After Tabitha comes down with yellow fever, her grandfather Asa draws close to the only thing left of his own daughter and his family, having lost his own wife in childbirth as well.
This story leads to reminiscing and goes back into the past to show how we came to the present. We learn about John's deceased wife Helen, her life and how he won her heart.
He laughed at the pit of a plum.We learn of the friendship that had developed between Helen and her slave Moll, who was "given" to her as a gift on her tenth birthday. We see the tragedy of Moll's life, and how every hope and dream she has exists in her eldest child Davy.
"You kissed me with the fruit still in your mouth," she said. He had not remembered.
These were her treasures, the bits of life she collected to remind herself of life, the tokens of experience. Her story of land and sea.
We witness a fresh start for John, and in the end of his life, Asa finds himself filled with regret for the things he has not done, and for his lack of kindness and consideration in his relationships.
Regret only exists once the opportunity for change is gone.
I would like to thank TLC Book Tours for including me on this tour. Check out the website for the full tour schedule:
Monday, August 25th: Svetlana’s Reads and Views
Tuesday, August 26th: BookNAround
Wednesday, August 28th: Sara’s Organized Chaos
Wednesday, August 28th: Broken Teepee
Tuesday, September 2nd: Jorie Loves a Story
Wednesday, September 3rd: No More Grumpy Bookseller
Thursday, September 4th: Book Hooked Blog

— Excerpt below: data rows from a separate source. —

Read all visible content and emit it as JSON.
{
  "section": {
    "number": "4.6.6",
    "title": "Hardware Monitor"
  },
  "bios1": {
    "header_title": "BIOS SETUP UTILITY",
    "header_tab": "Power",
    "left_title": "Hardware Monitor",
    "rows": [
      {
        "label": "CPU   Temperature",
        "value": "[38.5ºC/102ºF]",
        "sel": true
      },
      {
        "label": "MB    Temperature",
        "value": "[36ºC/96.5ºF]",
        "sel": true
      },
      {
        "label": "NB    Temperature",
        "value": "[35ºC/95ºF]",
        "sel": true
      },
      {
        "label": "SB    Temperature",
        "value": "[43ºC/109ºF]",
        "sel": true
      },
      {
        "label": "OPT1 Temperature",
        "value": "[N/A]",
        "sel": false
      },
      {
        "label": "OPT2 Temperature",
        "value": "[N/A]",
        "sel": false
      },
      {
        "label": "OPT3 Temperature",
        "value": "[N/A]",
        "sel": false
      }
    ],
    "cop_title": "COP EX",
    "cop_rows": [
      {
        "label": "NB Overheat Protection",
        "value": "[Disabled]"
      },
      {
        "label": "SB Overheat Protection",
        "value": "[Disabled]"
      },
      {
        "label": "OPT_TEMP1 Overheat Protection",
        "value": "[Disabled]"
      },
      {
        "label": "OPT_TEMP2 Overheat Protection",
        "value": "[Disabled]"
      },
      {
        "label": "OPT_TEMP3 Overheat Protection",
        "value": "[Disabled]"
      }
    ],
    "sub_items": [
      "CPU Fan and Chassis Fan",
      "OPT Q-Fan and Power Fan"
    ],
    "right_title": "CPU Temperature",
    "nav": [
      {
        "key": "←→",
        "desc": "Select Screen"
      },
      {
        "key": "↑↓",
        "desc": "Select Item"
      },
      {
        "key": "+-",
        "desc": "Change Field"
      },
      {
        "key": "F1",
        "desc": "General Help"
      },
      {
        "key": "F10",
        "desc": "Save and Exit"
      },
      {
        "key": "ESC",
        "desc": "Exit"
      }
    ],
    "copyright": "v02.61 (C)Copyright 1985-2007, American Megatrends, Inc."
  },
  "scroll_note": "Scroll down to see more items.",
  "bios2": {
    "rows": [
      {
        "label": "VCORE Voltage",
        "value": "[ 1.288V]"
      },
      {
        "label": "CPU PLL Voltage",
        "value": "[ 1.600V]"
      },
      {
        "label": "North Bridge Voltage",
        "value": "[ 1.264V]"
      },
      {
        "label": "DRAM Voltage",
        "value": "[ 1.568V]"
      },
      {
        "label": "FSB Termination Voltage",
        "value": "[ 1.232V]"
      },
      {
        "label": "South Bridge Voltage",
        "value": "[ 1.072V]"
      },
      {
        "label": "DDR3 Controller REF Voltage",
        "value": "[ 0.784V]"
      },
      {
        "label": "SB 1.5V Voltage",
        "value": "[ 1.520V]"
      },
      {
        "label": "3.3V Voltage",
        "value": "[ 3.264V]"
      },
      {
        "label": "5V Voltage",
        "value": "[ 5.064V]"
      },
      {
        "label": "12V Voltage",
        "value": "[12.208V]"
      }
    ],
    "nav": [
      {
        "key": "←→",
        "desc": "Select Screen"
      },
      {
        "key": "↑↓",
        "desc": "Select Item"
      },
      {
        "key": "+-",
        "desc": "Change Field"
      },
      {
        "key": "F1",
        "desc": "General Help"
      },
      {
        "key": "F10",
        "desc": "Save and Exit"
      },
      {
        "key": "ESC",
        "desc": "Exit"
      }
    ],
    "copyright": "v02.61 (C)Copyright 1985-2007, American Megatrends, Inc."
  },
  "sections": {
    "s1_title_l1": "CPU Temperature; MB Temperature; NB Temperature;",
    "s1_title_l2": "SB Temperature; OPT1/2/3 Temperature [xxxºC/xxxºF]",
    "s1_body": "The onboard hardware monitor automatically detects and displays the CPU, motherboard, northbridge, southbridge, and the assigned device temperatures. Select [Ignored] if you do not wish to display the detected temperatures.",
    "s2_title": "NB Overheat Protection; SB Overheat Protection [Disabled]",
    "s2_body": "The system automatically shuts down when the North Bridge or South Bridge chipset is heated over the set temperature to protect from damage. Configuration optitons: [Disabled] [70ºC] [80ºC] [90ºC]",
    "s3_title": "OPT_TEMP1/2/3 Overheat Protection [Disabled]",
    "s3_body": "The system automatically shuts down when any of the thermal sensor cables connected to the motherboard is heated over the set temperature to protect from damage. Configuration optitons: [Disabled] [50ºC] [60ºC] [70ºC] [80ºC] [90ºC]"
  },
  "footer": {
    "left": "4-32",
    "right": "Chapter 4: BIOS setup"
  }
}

Monday, September 8th: The Book Binder’s Daughter
Wednesday, September 10th: Passages to the Past
Thursday, September 11th Kritters Ramblings
Friday, September 12th: Consuming Culture
Saturday, September 13th: 100 Pages a Day … Stephanie’s Book Reviews
Wednesday, September 15th: 5 Minutes for Books
Tuesday, September 16th: BoundbyWords
Wednesday, September 17th: Spiced Latte Reads
Thursday, September 18th: West Metro Mommy
Monday, September 22nd: Cerebral Girl in a Redneck World
Friday, September 26th: Silver’s Reviews
My final word: This is a well written story with well developed characters. It's a melancholy tale full of ghosts and haunting memories. Overall I liked it. The book is divided into three parts, and I found that the first part wound up being my least favorite. My fondness for the story grew as the story built, with Davy becoming probably my favorite character. In the end, I was left with the sea as the past and the land as the future-- and the future is full of hope and possibilities.
Barnes and Noble
I received a copy of this book to review through the publisher and TLC Book Tours, in exchange for my honest opinion. I was not financially compensated in any way, and the opinions expressed are my own and based on my observations while reading this novel. The book that I received was an uncorrected proof, and quotes could differ from the final release.